#### TASK REQUIREMENTS:
Copy the data exactly. Images are the one exception.

Component data from apps and pages:
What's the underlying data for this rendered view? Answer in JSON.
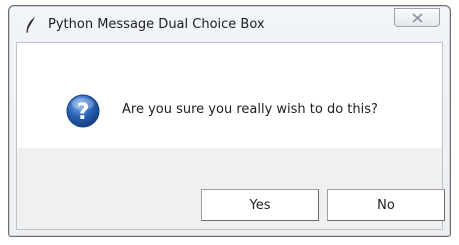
{
  "window": {
    "title": "Python Message Dual Choice Box",
    "close_icon": "close-icon",
    "app_icon": "feather-icon"
  },
  "dialog": {
    "icon": "question-icon",
    "message": "Are you sure you really wish to do this?"
  },
  "buttons": {
    "yes_label": "Yes",
    "no_label": "No"
  },
  "colors": {
    "question_icon": "#2a63b8",
    "button_bar": "#f0f0f0"
  }
}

#### ANSWER TO THIS PROBLEM:
What's the underlying data for this rendered view? Answer in JSON.
{
  "window": {
    "title": "Python Message Dual Choice Box",
    "close_icon": "close-icon",
    "app_icon": "feather-icon"
  },
  "dialog": {
    "icon": "question-icon",
    "message": "Are you sure you really wish to do this?"
  },
  "buttons": {
    "yes_label": "Yes",
    "no_label": "No"
  },
  "colors": {
    "question_icon": "#2a63b8",
    "button_bar": "#f0f0f0"
  }
}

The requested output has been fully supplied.